This Eighth Day is repeated when Jesus is born again in someone’s heart and mind. Together we look forward to that day when God will resurrect our bodies so that they are like Jesus,, and will restore all of God’s creation and will reveal God’s Kingdom here on earth.

If you look in the right places, with eyes of faith, you can already see God coming, as God is creating new life and filling the earth with good things throughout his community of believers. The best part is that you don’t have to just watch—you can join in as God uses your life to bring more life to this beautiful, broken world. I hope this shows you how I have found peace in reading first the Bible and then the science books. God told us some of this story in the book of nature and the book of Scripture. Part of life is putting the two together.

Now, what questions do you have? This story isn’t complete without them.

Love, Dad

About the author


Ben McFarland

Ben McFarland teaches biochemistry and chemistry at Seattle Pacific University in Seattle, Washington. He grew up near Kennedy Space Center and wanted to be a paleontologist in the second grade. He received a dual B.S. in Chemistry and Technical Writing from the University of Florida and a Ph.D. in Biomolecular Structure and Design from the University of Washington. His research uses the rules of chemistry to redesign immune system proteins.
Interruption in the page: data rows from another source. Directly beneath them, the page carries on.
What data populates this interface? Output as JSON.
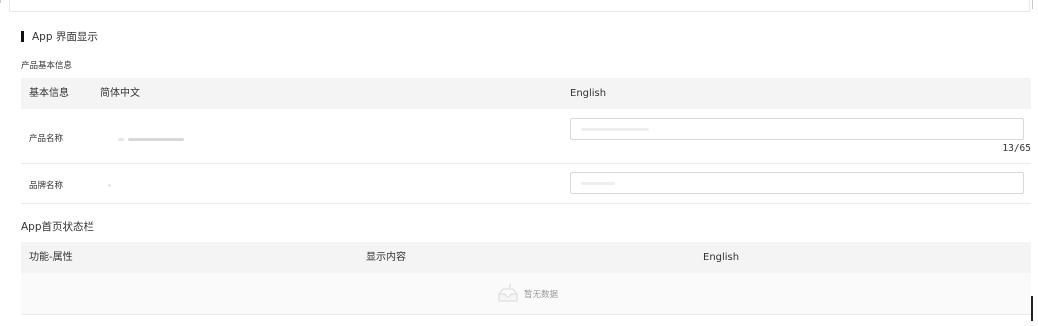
{
  "app_display": {
    "section_title": "App 界面显示",
    "sub_heading": "产品基本信息",
    "table": {
      "headers": {
        "basic_info": "基本信息",
        "chinese": "简体中文",
        "english": "English"
      },
      "rows": [
        {
          "label": "产品名称",
          "char_count": "13/65"
        },
        {
          "label": "品牌名称"
        }
      ]
    }
  },
  "status_bar": {
    "heading": "App首页状态栏",
    "headers": {
      "function_attr": "功能-属性",
      "display_content": "显示内容",
      "english": "English"
    },
    "empty_text": "暂无数据"
  }
}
In 2013 he received an Evolution and Christian Faith (ECF) grant from BioLogos to write A World From Dust: How the Periodic Table Shaped Life (Oxford University Press, 2016). He lives near Seattle with his wife Laurie and his children Sam, Aidan, Brendan, and Benjamin.